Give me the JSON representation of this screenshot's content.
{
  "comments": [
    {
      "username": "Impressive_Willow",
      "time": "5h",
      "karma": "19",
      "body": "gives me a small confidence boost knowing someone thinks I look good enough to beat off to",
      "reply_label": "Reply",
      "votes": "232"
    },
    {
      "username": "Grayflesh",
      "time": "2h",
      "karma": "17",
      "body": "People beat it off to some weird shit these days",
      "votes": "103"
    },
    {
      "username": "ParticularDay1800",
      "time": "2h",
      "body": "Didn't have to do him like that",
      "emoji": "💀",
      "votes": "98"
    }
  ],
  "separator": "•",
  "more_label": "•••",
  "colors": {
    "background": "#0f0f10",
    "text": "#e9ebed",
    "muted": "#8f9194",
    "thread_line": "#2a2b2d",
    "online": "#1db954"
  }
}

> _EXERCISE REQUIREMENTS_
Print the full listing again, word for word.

> _WORKED SOLUTION_
Give me the JSON representation of this screenshot's content.
{
  "comments": [
    {
      "username": "Impressive_Willow",
      "time": "5h",
      "karma": "19",
      "body": "gives me a small confidence boost knowing someone thinks I look good enough to beat off to",
      "reply_label": "Reply",
      "votes": "232"
    },
    {
      "username": "Grayflesh",
      "time": "2h",
      "karma": "17",
      "body": "People beat it off to some weird shit these days",
      "votes": "103"
    },
    {
      "username": "ParticularDay1800",
      "time": "2h",
      "body": "Didn't have to do him like that",
      "emoji": "💀",
      "votes": "98"
    }
  ],
  "separator": "•",
  "more_label": "•••",
  "colors": {
    "background": "#0f0f10",
    "text": "#e9ebed",
    "muted": "#8f9194",
    "thread_line": "#2a2b2d",
    "online": "#1db954"
  }
}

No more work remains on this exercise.